These are further musings as a result of an earlier post, Two Degrees of Separation, at the end of which I commented that 200 years had passed since the birth of my 3rd great-grandmother. Said great-grandmother knew my grandmother, and yet no accounts of said 3rd great-grandmother were ever passed along -- at least not along our family lines to me.
In fact, it seems that I come from a long line of non-storytellers. Or maybe it was just my parents and grandparents who didn't tell stories. I've never met any of my earlier ancestors because they died before I was born.
But what if my ancestors did tell the stories? What if they told the stories of their lives
to their children and grandchildren and shared memories of their parents and grand-parents? What if the children and grandchildren didn't pass on those stories? What if my ancestors told the stories and only a few of the grandchildren
remembered? Maybe other descendants and their families know these
stories and my siblings and I are the only ones who don't.
Even if my 3rd-great-grandmother kept a journal it could not have passed
to every single one of her descendants. If she kept a journal and it
survived, it would likely be in the hands of only one person (who is, unfortunately, not me). If it has survived for 150 years and the descendant into whose possession it landed is not interested in family history, she may not know that a great-grandmother wrote it. She may consider it a piece of junk. And think of how many descendants into whose hands it could be. Probably several hundred by now.
I suppose I'm moaning a little; and also feeling a little envious of those who do have stories and journals and photographs of ancestors. If you have them, treasure them. Preserve them. Do what you can to share the stories, both with your descendants and online so others who may suddenly develop an interest can find them.

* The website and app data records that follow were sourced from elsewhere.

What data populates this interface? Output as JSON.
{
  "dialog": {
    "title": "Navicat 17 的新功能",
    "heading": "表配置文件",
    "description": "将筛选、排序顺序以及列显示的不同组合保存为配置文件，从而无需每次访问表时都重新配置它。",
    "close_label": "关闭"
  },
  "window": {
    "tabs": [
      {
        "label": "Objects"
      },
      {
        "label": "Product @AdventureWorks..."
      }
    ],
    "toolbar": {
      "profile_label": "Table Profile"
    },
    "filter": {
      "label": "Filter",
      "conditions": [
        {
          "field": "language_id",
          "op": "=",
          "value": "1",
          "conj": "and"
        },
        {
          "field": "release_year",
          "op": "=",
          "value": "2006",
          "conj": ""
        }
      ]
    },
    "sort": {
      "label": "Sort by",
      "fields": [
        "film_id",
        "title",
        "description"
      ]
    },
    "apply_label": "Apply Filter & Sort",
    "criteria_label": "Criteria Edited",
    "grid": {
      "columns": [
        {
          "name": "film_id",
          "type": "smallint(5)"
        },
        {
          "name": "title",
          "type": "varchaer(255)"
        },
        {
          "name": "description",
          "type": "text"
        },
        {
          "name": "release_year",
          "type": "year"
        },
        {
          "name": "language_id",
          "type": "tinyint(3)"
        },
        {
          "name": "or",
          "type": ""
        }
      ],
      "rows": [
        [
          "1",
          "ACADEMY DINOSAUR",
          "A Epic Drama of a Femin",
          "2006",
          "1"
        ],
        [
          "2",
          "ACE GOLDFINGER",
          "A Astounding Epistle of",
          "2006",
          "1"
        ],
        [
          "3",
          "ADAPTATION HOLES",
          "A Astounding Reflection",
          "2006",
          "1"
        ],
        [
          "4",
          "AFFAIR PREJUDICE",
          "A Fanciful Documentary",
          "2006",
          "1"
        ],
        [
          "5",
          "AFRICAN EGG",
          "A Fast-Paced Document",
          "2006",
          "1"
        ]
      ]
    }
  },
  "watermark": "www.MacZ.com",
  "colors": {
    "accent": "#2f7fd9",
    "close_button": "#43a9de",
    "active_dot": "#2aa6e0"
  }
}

Yes, I do wish I were a designated descendant!
Copyright © 2014 Nancy Messier. All Rights Reserved.